Native Plants Do Help Habitat for Wildlife

Native Plants Do Help Habitat for Wildlife

A friend forwarded an article “Are We Really Helping” by plant ecologist Susan Tweit that questions how much the planting of native plants aids wildlife.  The answer is yes, it does. As I’ve mentioned in previous posts, while keeping some mature (50 + years) California natives such as Sugar Bush (Rhus ovata) and California Sycamores (Platanus racemosa) on our property, we’ve converted a former lawn in our front yard to mostly native plants. We’ve also taken out dead or half-dead oleanders in our backyard and plugged in local California native plants such as sages (salvias), toyons and elderberries.  The result has been more wildlife, evidenced by butterflies, small native insects, bees and wasps that visit our plants (and our pool where I fish them out), and larger critters photographed in our wildlife camera. Photos below. [Read more…]

The environmental costs of population growth

The environmental costs of population growth

Colleagues of mine, Marilyn Hempel, editor of the Population Press, and Monty Hempel, Chair of Environmental Studies at the University of Redlands, have just released two important items. The first is a film The Eighth Billion about the environmental costs of human population growth. It’s short – only 9 minutes – and contains gorgeous footage of landscapes and seascapes that are being irreversibly impacted by population growth. It illustrates sobering but important facts, such as how our population is adding 219,000 people every day – a billion people every 12-13 yeas. [Read more…]

More examples of drought tolerant landscapes

More examples of drought tolerant landscapes

These photos supplement an article I wrote – just published in the Redlands Daily Facts on drought tolerant landscaping here in Southern California (click here for article). In a previous post I provided four examples, including our own, and Molly Bogh’s home in Highland CA. Bogh has published an excellent book about her process, Life After Lawns: 8 steps from Grass to a Waterwise Garden, available at amazon.com.  Here are additional examples of local (inland So. CA yards)

[Read more…]

Nature Abounds on Grand Canyon River Trip

Nature Abounds on Grand Canyon River Trip

My family and I just got done with a whopping 22 days on the Colorado River – floating, running rapids, hiking, unloading and loading boats, and eating great meals in the Grand Canyon. The private permit I applied for in the mid-90s finally came up. Along with endless stunning views along the way, bats, birds, other animals and insects, and plant life were doing great, especially after plentiful monsoon rains. Here is a gallery of photos – click on the photo for the full view. [Read more…]

California Native Plants: Now’s the time to plan and buy

California Native Plants: Now’s the time to plan and buy

Fall is the perfect time to be exploring and planning the purchases of California native choices, with lots of plant sales. So I checked in with some friends who over the last couple years have planted California natives – to get feedback on what’s done well for them. [Read more…]

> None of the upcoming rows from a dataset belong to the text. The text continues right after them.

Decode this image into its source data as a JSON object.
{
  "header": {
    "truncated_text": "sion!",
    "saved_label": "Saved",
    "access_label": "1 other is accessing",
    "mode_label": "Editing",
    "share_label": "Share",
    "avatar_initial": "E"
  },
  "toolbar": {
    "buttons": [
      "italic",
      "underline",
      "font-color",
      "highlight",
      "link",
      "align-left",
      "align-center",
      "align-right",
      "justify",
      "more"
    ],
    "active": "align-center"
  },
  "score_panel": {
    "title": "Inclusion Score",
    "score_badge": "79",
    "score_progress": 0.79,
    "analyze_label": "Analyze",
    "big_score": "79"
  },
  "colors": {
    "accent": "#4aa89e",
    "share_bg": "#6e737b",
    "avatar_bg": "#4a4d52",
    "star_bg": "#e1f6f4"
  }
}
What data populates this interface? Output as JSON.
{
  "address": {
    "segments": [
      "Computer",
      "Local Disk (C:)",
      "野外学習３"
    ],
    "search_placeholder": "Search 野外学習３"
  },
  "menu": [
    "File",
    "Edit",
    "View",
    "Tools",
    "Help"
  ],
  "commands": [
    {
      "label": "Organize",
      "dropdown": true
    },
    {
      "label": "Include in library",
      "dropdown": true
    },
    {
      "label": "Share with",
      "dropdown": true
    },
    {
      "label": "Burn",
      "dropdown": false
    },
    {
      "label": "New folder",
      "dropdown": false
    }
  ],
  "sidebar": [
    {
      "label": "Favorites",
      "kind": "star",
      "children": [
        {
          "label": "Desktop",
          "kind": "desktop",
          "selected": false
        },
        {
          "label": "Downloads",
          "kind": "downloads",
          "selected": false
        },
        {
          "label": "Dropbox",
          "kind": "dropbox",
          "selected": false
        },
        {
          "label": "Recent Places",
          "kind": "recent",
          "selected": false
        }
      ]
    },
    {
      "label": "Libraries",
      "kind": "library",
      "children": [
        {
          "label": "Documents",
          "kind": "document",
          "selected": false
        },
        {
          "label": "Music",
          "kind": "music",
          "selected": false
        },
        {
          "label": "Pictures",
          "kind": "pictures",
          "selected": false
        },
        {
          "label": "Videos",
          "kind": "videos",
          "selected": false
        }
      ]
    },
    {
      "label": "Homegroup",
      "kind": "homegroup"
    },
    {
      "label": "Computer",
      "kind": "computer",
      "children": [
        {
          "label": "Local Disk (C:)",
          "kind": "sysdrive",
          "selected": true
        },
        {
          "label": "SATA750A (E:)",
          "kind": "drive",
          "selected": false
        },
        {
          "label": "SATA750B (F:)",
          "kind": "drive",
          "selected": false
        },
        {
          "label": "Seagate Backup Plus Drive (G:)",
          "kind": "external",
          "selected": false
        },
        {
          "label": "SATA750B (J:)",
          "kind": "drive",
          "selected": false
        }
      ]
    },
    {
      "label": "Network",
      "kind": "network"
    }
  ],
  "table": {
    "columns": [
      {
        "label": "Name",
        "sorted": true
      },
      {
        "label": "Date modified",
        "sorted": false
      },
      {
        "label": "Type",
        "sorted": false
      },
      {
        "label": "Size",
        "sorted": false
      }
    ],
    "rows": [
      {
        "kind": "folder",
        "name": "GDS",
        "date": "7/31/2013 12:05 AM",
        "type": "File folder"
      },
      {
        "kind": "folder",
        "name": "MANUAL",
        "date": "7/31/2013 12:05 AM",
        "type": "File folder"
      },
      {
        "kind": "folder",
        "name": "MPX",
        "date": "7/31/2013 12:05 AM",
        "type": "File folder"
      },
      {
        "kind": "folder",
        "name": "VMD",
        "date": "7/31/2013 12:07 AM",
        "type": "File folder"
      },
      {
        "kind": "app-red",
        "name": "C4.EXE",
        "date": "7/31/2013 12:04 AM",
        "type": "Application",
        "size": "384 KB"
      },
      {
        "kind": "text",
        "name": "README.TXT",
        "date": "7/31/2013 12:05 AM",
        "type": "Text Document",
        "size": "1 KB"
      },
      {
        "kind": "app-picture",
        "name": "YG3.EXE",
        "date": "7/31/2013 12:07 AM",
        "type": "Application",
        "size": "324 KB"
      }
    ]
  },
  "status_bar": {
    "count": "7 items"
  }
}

Why Native Plants?  Attracting birds is another important reason

Why Native Plants? Attracting birds is another important reason

I’ve written a number of articles on how native plants usher in wildlife.  I read an interesting article, “Grow Native Plants” in The Cornell Lab of Ornithology’s Spring 2014 Living Bird Magazine, which gives a simple recipe for attracting warblers, the well-loved but evasive group of songbirds. Plant native plants. [Read more…]

Taking Care of Our Native Oaks during Drought

Taking Care of Our Native Oaks during Drought

I’ve had a number of queries regarding the proper watering of native California oaks during this drought. I wrote an article on Oak Tree Care in 2012, and most is current, but I wanted to re-tap some experts for tips during this drought. So along with a quick review and some good and bad pruning examples, here you go. [Read more…]